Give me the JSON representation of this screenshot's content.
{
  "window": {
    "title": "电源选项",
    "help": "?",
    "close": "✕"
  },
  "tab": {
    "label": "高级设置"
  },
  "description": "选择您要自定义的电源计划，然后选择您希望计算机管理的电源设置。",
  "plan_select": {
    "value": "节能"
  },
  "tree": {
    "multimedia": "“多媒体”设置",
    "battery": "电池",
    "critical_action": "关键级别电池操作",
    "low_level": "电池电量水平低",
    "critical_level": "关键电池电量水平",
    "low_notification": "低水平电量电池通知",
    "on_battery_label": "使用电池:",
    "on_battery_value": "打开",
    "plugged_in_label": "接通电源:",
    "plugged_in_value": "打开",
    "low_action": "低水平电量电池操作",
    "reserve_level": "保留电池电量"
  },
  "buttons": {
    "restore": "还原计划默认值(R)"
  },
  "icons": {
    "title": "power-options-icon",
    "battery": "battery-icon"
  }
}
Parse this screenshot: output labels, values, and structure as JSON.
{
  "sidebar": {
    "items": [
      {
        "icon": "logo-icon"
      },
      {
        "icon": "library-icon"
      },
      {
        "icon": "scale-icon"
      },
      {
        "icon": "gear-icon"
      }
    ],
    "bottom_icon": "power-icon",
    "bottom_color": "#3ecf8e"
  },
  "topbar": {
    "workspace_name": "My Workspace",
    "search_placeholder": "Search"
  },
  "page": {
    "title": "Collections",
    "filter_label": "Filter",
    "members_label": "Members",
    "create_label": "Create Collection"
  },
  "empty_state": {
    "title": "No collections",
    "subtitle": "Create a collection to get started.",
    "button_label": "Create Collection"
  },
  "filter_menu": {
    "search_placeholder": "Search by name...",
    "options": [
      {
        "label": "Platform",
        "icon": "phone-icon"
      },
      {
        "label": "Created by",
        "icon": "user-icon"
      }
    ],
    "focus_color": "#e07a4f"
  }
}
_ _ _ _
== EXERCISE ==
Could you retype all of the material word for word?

== OUTPUT FOR THIS EXERCISE ==
Give me the JSON representation of this screenshot's content.
{
  "window": {
    "title": "电源选项",
    "help": "?",
    "close": "✕"
  },
  "tab": {
    "label": "高级设置"
  },
  "description": "选择您要自定义的电源计划，然后选择您希望计算机管理的电源设置。",
  "plan_select": {
    "value": "节能"
  },
  "tree": {
    "multimedia": "“多媒体”设置",
    "battery": "电池",
    "critical_action": "关键级别电池操作",
    "low_level": "电池电量水平低",
    "critical_level": "关键电池电量水平",
    "low_notification": "低水平电量电池通知",
    "on_battery_label": "使用电池:",
    "on_battery_value": "打开",
    "plugged_in_label": "接通电源:",
    "plugged_in_value": "打开",
    "low_action": "低水平电量电池操作",
    "reserve_level": "保留电池电量"
  },
  "buttons": {
    "restore": "还原计划默认值(R)"
  },
  "icons": {
    "title": "power-options-icon",
    "battery": "battery-icon"
  }
}
Parse this screenshot: output labels, values, and structure as JSON.
{
  "sidebar": {
    "items": [
      {
        "icon": "logo-icon"
      },
      {
        "icon": "library-icon"
      },
      {
        "icon": "scale-icon"
      },
      {
        "icon": "gear-icon"
      }
    ],
    "bottom_icon": "power-icon",
    "bottom_color": "#3ecf8e"
  },
  "topbar": {
    "workspace_name": "My Workspace",
    "search_placeholder": "Search"
  },
  "page": {
    "title": "Collections",
    "filter_label": "Filter",
    "members_label": "Members",
    "create_label": "Create Collection"
  },
  "empty_state": {
    "title": "No collections",
    "subtitle": "Create a collection to get started.",
    "button_label": "Create Collection"
  },
  "filter_menu": {
    "search_placeholder": "Search by name...",
    "options": [
      {
        "label": "Platform",
        "icon": "phone-icon"
      },
      {
        "label": "Created by",
        "icon": "user-icon"
      }
    ],
    "focus_color": "#e07a4f"
  }
}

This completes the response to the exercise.